Native to Southern Spain (where I took this picture) and North Africa, but has spread around the world and is invasive in California where I live.

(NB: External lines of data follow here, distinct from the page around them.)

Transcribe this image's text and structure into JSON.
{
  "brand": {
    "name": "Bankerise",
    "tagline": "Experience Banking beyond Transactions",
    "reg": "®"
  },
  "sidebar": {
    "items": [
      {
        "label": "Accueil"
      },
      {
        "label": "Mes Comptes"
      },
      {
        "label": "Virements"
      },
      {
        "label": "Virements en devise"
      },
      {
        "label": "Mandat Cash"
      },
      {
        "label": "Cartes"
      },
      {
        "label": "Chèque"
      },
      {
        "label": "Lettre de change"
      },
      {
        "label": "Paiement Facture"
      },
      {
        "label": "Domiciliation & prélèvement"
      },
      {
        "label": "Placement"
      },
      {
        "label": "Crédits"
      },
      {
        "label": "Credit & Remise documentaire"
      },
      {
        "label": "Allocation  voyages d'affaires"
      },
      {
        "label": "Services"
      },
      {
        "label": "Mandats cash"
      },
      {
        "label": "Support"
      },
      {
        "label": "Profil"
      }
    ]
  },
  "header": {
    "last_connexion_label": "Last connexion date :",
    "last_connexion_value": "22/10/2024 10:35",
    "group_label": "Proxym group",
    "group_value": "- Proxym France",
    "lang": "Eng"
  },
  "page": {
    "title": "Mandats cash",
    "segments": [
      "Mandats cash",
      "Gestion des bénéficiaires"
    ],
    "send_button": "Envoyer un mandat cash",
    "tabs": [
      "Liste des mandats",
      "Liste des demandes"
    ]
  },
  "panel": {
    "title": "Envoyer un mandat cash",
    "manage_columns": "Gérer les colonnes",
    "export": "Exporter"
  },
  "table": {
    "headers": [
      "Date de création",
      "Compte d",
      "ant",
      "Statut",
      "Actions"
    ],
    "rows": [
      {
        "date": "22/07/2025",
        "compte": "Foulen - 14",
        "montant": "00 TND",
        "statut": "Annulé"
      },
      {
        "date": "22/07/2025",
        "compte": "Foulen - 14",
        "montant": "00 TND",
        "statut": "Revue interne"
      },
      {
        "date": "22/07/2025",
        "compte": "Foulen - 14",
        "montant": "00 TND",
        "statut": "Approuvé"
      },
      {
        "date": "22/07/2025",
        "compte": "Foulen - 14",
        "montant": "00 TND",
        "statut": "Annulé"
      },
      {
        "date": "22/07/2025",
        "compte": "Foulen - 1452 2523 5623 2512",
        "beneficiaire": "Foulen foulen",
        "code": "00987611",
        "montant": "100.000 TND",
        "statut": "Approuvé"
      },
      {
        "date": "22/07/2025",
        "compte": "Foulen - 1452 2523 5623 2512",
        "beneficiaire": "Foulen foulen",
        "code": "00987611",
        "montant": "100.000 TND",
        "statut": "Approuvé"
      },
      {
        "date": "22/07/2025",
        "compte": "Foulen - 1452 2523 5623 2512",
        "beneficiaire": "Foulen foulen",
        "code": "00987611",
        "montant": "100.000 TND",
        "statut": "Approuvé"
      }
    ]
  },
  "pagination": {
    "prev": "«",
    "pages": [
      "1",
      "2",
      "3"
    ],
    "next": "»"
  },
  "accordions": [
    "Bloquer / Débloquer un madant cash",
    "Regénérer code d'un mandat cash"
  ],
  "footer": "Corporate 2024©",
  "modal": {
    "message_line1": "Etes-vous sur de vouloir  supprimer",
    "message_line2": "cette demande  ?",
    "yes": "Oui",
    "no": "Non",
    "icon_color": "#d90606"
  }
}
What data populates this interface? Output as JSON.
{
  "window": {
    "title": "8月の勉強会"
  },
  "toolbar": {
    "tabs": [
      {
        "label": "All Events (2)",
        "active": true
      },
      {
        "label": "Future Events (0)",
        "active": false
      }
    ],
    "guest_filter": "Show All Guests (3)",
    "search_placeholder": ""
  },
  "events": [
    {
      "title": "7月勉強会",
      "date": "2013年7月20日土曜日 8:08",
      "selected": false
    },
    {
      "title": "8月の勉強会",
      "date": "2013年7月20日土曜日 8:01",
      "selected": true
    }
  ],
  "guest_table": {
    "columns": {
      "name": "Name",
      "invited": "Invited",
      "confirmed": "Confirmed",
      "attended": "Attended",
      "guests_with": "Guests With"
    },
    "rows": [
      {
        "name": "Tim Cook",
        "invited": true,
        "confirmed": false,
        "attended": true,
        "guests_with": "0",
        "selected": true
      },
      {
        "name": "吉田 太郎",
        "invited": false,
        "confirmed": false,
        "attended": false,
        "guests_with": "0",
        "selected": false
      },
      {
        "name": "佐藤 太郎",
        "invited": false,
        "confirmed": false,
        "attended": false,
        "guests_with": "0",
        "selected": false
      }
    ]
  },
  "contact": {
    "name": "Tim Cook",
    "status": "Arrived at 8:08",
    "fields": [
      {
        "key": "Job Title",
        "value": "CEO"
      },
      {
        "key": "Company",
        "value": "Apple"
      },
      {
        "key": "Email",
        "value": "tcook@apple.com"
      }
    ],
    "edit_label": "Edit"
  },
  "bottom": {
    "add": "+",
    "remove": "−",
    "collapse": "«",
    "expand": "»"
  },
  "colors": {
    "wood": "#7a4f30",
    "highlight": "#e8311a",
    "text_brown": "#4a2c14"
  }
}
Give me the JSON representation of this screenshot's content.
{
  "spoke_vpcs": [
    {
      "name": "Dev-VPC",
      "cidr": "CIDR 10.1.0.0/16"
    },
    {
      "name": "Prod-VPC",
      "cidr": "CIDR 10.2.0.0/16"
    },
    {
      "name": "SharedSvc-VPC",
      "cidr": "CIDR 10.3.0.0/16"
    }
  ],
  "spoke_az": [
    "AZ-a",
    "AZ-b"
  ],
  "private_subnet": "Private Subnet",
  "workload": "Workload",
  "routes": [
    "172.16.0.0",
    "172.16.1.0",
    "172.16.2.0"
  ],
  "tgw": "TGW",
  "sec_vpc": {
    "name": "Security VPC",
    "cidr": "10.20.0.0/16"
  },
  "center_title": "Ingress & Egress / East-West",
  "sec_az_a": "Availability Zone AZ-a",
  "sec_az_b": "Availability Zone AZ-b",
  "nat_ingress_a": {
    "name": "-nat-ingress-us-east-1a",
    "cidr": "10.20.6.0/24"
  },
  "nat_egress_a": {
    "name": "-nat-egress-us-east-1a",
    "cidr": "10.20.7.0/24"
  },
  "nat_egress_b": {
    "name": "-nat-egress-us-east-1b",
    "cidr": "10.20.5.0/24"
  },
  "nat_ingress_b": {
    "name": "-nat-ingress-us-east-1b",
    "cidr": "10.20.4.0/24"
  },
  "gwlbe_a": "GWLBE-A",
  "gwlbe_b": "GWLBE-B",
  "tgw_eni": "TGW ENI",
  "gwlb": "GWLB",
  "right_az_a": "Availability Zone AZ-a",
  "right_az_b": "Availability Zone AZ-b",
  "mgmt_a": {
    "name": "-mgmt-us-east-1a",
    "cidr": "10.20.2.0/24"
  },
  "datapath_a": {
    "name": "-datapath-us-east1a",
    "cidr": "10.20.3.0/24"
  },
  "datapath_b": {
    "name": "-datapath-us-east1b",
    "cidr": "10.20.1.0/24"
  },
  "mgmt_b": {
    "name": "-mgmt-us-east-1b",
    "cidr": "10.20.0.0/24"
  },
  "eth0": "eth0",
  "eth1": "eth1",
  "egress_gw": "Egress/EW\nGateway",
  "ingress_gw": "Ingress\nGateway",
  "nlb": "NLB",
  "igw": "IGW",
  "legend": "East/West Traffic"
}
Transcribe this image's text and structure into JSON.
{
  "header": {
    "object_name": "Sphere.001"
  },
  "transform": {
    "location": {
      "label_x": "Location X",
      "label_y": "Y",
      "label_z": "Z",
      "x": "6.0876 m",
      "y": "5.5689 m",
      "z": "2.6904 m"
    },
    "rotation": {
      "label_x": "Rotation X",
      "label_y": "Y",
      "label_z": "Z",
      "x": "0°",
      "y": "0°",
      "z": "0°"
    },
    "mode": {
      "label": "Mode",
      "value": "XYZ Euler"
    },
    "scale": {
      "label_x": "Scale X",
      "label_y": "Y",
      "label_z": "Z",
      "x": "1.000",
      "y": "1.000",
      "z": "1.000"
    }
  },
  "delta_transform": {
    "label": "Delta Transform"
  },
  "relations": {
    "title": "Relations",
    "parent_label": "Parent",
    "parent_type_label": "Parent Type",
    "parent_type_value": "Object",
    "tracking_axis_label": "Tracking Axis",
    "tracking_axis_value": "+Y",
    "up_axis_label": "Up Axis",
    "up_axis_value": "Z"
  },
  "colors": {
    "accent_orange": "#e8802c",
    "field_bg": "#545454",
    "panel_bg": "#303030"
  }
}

Bridal veil broom is native to the Mediterranean region, chiefly Spain (Iberian Peninsula) and North Africa, where it occurs on sandy soils near the coast and at border marshes. In its native habitat it is a minor component of the coastal scrub community (Valdesi et al. 1987). It was cultivated as an ornamental in England as early as 1690 and has been known to escape from cultivation there. There are a few records indicating some cultivation of this plant in California since 1916, with one record from San Diego in 1917 (McClintock, pers. comm.). A new invasive exotic in San Diego County, it was first noted six years ago on the Naval Ordnance Center near the city of Fallbrook. At that time it was growing in a few scattered patches covering less than ten acres. When eradication measures were implemented in 1996, it occupied over 2,000 acres of the Annex. It is believed that this plant escaped from a nearby nursery. Bridal veil broom spreads primarily by seed. Each plant produces hundreds, and on larger plants thousands, of seeds. It appears that ants and birds are the primary seed dispersers. At present, little is known about its physiology and reproductive mechanisms. (California Invasive Plant Council)